Second, another opportunity will come with the launch of Universal Credit in October, although this does have some issues.
According to Citizen’s Advice, a UK charity, 90% of the people targeted by the government to e beneficiaries of the scheme think they will be unable to cope in some way. This is because the scheme is not set up to be that flexible, for example beneficiaries will be paid monthly instead of fortnightly. There are also concerns that beneficiaries may turn to short-term lenders in order to avoid being penalised for a failed direct debit, which is both costly and damaging to their credit history.
And third, the UK’s account switching programme will enable consumers to switch accounts not only between banks , demand for which is very low, but also to alternative providers, such as the Credit Unions.
The challenge here is that these institutions are poorly placed to help, with only 22 UK Credit Unions offering a functional transactional account. In fact, most run on a shoestring.
By way of example Sheila Bersin MBE, the powerhouse force behind the Halewood Community Credit Union, travelled to a recent event in London at her own cost – there are no expense budgets, let alone bonuses - in order to lobby for a share of the £38 million being offered by the government to assist alternative financial providers. Funds her Union desperately require if they are to automate their operations.
Without automation, credit unions can’t appeal to a broader customer base; without a broader base, they can’t amortise fixed costs; and if they are forced to run at high cost, they will always be condemned to serving only those parts of society that banks don’t want to reach.
Is the £1.5 billion well spent in disassembling the unbroken parts of the big banks?
Or would the underlying problem be better addressed by encouraging more competition?

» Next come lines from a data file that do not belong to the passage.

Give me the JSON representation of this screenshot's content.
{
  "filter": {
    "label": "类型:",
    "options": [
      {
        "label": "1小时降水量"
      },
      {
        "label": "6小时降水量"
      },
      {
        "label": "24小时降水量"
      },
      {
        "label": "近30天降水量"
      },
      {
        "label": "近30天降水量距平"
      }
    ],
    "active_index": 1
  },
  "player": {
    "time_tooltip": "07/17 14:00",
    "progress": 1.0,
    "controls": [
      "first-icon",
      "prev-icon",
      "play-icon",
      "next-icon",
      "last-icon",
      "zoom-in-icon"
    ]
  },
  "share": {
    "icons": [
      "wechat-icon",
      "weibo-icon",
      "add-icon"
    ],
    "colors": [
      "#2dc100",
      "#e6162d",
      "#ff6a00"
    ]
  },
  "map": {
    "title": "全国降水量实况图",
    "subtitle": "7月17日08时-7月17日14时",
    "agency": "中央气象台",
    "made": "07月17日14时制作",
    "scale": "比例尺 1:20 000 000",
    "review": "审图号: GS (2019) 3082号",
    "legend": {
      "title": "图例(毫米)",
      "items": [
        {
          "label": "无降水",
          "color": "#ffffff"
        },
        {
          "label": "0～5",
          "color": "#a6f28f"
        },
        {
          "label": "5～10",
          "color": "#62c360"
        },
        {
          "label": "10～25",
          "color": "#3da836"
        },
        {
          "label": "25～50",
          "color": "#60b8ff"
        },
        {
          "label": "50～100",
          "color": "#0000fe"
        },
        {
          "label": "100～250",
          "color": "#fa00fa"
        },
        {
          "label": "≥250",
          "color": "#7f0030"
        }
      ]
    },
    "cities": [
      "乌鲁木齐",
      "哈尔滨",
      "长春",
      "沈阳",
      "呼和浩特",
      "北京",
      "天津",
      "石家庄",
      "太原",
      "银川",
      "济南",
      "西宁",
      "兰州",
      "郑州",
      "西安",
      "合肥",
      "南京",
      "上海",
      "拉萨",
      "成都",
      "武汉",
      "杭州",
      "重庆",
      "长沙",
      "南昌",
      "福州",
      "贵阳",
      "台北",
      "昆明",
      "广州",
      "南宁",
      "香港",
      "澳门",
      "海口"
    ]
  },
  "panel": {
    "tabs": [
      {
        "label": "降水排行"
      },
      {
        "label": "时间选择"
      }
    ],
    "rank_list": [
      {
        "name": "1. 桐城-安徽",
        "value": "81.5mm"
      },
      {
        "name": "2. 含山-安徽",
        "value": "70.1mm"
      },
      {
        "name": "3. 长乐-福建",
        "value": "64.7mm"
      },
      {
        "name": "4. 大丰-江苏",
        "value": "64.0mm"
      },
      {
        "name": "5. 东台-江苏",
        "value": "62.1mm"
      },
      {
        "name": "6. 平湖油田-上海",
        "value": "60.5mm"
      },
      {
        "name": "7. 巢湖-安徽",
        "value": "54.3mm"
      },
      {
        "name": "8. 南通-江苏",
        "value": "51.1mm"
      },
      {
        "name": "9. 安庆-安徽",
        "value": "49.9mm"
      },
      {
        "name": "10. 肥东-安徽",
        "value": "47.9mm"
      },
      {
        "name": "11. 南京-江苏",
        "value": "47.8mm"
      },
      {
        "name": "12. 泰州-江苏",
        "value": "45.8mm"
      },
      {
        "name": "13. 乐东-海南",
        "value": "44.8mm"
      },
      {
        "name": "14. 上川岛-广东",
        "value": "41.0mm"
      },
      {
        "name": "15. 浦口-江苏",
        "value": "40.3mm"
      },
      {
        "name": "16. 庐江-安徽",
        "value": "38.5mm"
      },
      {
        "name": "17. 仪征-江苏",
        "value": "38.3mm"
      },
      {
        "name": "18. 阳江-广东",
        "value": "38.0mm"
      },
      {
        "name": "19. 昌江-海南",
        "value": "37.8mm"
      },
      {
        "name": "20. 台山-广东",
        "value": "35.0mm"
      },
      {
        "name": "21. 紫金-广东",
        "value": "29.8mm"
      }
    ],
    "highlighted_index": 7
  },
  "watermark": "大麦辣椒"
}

Perhaps if a little more were directed to helping the subscale credit unions, building societies, e-money issuers, authorised payments institutions, and challenger banks, we might get more innovation, more choice, and less systemic risk.
Oh yes, and more challengers to the banks, which is supposedly what the government really wants.
Again, a space to be watched and tracked, and one where all constituencies – society, the church, the government and the institutions themselves – will all be hoping achieves the right outcomes.